Primarily because landowners have argued that the Commission has created a process by which operators can obtain drilling permits for horizontal wells, allowing producers to bypass the traditional requirement that agreements be reached with lessors for allocation of royalty payments. The landowners say the Commission has implicitly authorized unilateral allocation of royalty payments to various tracts along a horizontal wellbore.  Some in the industry would say there is a predetermined allocation method; it’s the royalty clause in oil and gas lease.

Here is a presentation from our Gray Reed colleague Philip Jordan explaining allocation wells in more detail.

Caveat: The remainder of this post is a grossly simplified discussion of the issues, and it’s not intended to sponsor or renounce any argument. It’s some of what parties have been saying.

Allocation wells – good …

… and legal, says, among others, Professor Ernest Smith.

  • The lessee’s right to drill overrides uncertainty over how production should be allocated. Proportionate reduction clauses cover the uncertainties.
  • An allocation well is not a cross-conveyance of interests or a contractual agreement among the parties by which production is allocated. Instead the lessor simply receives a royalty based on production from his lease.
  • The Commission is meeting its statutory duty to protect the correlative rights of the parties consistent with case law. Let the courts and private parties sort out the contractual and title issues, which is not the Commission’s function.
  • Under Browning, even in an improperly pooled unit, well production can be attributed to each tract with “reasonable certainty”. There is no illegal commingling.
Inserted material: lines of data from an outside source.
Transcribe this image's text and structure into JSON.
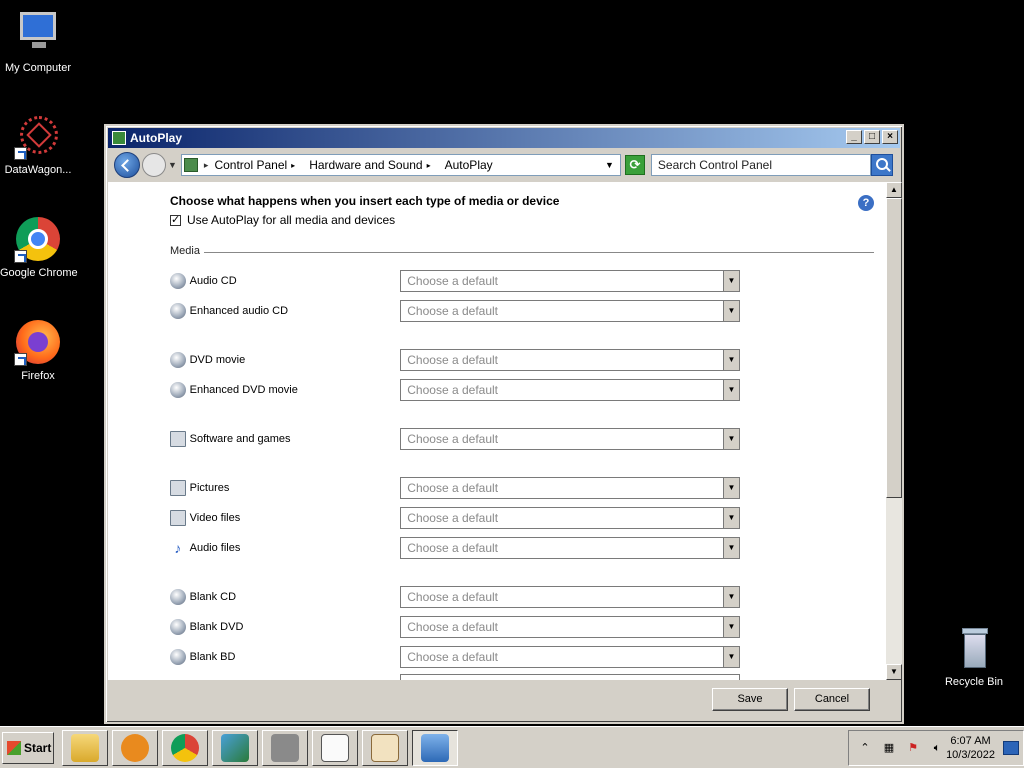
{
  "desktop": {
    "icons": [
      {
        "label": "My Computer",
        "icon": "computer-icon"
      },
      {
        "label": "DataWagon...",
        "icon": "datawagon-icon"
      },
      {
        "label": "Google Chrome",
        "icon": "chrome-icon"
      },
      {
        "label": "Firefox",
        "icon": "firefox-icon"
      },
      {
        "label": "Recycle Bin",
        "icon": "recycle-bin-icon"
      }
    ]
  },
  "window": {
    "title": "AutoPlay",
    "breadcrumb": [
      "Control Panel",
      "Hardware and Sound",
      "AutoPlay"
    ],
    "search_placeholder": "Search Control Panel",
    "heading": "Choose what happens when you insert each type of media or device",
    "use_all_label": "Use AutoPlay for all media and devices",
    "use_all_checked": true,
    "section_media": "Media",
    "select_placeholder": "Choose a default",
    "media_items": [
      {
        "label": "Audio CD",
        "icon": "disc-icon"
      },
      {
        "label": "Enhanced audio CD",
        "icon": "disc-icon"
      },
      {
        "label": "DVD movie",
        "icon": "dvd-icon"
      },
      {
        "label": "Enhanced DVD movie",
        "icon": "dvd-icon"
      },
      {
        "label": "Software and games",
        "icon": "software-icon"
      },
      {
        "label": "Pictures",
        "icon": "pictures-icon"
      },
      {
        "label": "Video files",
        "icon": "video-icon"
      },
      {
        "label": "Audio files",
        "icon": "music-note-icon"
      },
      {
        "label": "Blank CD",
        "icon": "blank-disc-icon"
      },
      {
        "label": "Blank DVD",
        "icon": "blank-disc-icon"
      },
      {
        "label": "Blank BD",
        "icon": "blank-disc-icon"
      }
    ],
    "buttons": {
      "save": "Save",
      "cancel": "Cancel"
    }
  },
  "taskbar": {
    "start_label": "Start",
    "clock_time": "6:07 AM",
    "clock_date": "10/3/2022"
  }
}
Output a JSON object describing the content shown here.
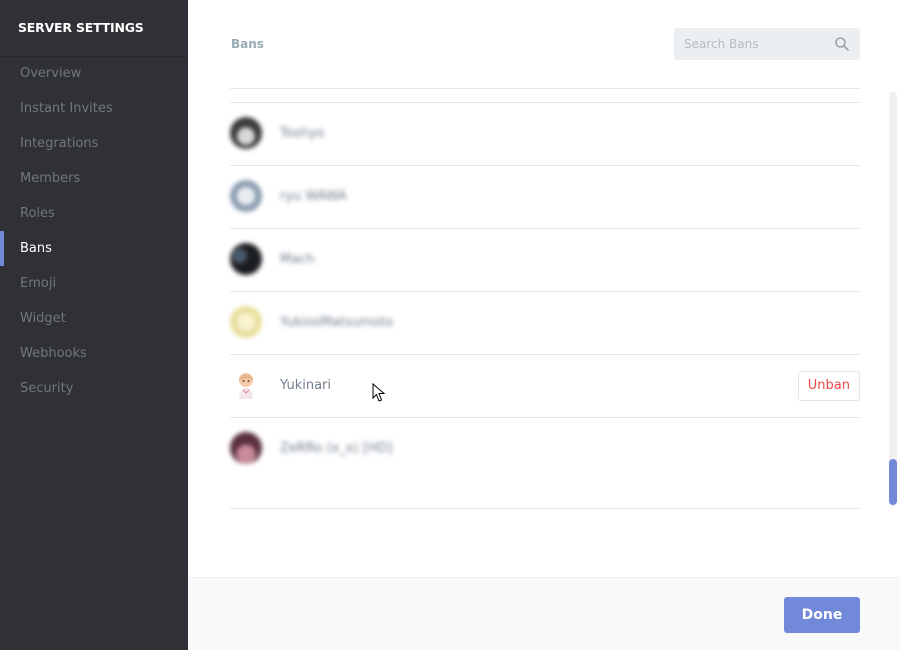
{
  "sidebar": {
    "title": "SERVER SETTINGS",
    "items": [
      {
        "label": "Overview"
      },
      {
        "label": "Instant Invites"
      },
      {
        "label": "Integrations"
      },
      {
        "label": "Members"
      },
      {
        "label": "Roles"
      },
      {
        "label": "Bans",
        "active": true
      },
      {
        "label": "Emoji"
      },
      {
        "label": "Widget"
      },
      {
        "label": "Webhooks"
      },
      {
        "label": "Security"
      }
    ]
  },
  "header": {
    "title": "Bans",
    "search_placeholder": "Search Bans",
    "search_icon": "search-icon"
  },
  "bans": [
    {
      "name": "Toshyo",
      "blurred": true,
      "avatar_color": "#3a3a3a"
    },
    {
      "name": "ryu WAWA",
      "blurred": true,
      "avatar_color": "#8a9bb0"
    },
    {
      "name": "Mach",
      "blurred": true,
      "avatar_color": "#1c1e22"
    },
    {
      "name": "YukiosMatsumoto",
      "blurred": true,
      "avatar_color": "#e8df9a"
    },
    {
      "name": "Yukinari",
      "blurred": false,
      "avatar_color": "#f3d9c4",
      "action_label": "Unban"
    },
    {
      "name": "ZeRRo (x_x) [HD]",
      "blurred": true,
      "avatar_color": "#8a4a5a"
    }
  ],
  "footer": {
    "done_label": "Done"
  },
  "colors": {
    "accent": "#7289da",
    "danger": "#f04747",
    "sidebar_bg": "#2f3136"
  }
}
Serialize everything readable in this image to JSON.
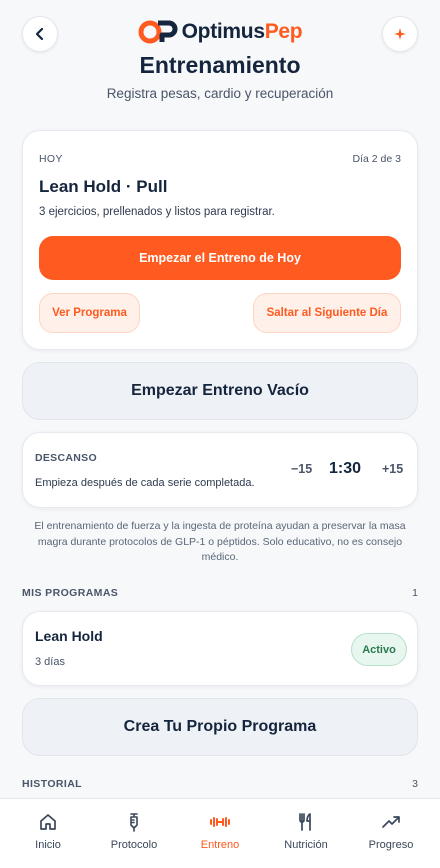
{
  "colors": {
    "accent": "#ff5a1f",
    "navy": "#14253d",
    "active_badge": "#2b7a4f"
  },
  "header": {
    "back_icon": "chevron-left-icon",
    "brand_part1": "Optimus",
    "brand_part2": "Pep",
    "sparkle_icon": "sparkle-icon",
    "title": "Entrenamiento",
    "subtitle": "Registra pesas, cardio y recuperación"
  },
  "today": {
    "kicker": "HOY",
    "day": "Día 2 de 3",
    "workout_title": "Lean Hold · Pull",
    "description": "3 ejercicios, prellenados y listos para registrar.",
    "start_button": "Empezar el Entreno de Hoy",
    "program_button": "Ver Programa",
    "skip_button": "Saltar al Siguiente Día"
  },
  "empty_workout_button": "Empezar Entreno Vacío",
  "rest": {
    "label": "DESCANSO",
    "description": "Empieza después de cada serie completada.",
    "minus": "−15",
    "timer": "1:30",
    "plus": "+15"
  },
  "disclaimer": "El entrenamiento de fuerza y la ingesta de proteína ayudan a preservar la masa magra durante protocolos de GLP-1 o péptidos. Solo educativo, no es consejo médico.",
  "programs": {
    "label": "MIS PROGRAMAS",
    "count": "1",
    "items": [
      {
        "name": "Lean Hold",
        "days": "3 días",
        "status": "Activo"
      }
    ]
  },
  "create_button": "Crea Tu Propio Programa",
  "history": {
    "label": "HISTORIAL",
    "count": "3"
  },
  "nav": {
    "items": [
      {
        "label": "Inicio",
        "icon": "home-icon",
        "active": false
      },
      {
        "label": "Protocolo",
        "icon": "syringe-icon",
        "active": false
      },
      {
        "label": "Entreno",
        "icon": "dumbbell-icon",
        "active": true
      },
      {
        "label": "Nutrición",
        "icon": "utensils-icon",
        "active": false
      },
      {
        "label": "Progreso",
        "icon": "trending-up-icon",
        "active": false
      }
    ]
  }
}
Allocation wells – evil …

… or at least illegal, says, among others, Professor Bret Wells in the Baylor Law Review.

  • The permitting process has been imposed without formal rulemaking and without sanction by the Legislature.
  • It is, in effect, forced pooling, which is not authorized in Texas (except under the Mineral Interest Pooling Act, which has very limited application).
  • The lessees impose royalty allocation methods that one or more lessors could dispute. It is not the same as a pooling arrangement, in which lessors bind themselves in advance to a method of allocation.
  • A nonparticipating owner of a non-drill site tract can be excluded from participating in an allocation well, unlike ordinary Texas law which gives NPRI owners the right to ratify a lease.
  • A mineral lessee may not increase the burden on the surface estate for the benefit of other lands. To do so is to trespass.
  • The Commission should not regulate commingling via allocation wells because Commission’s commingling rules (6 and 10) are directed to production from separate reservoirs.

And a musical interlude appropriate for the season.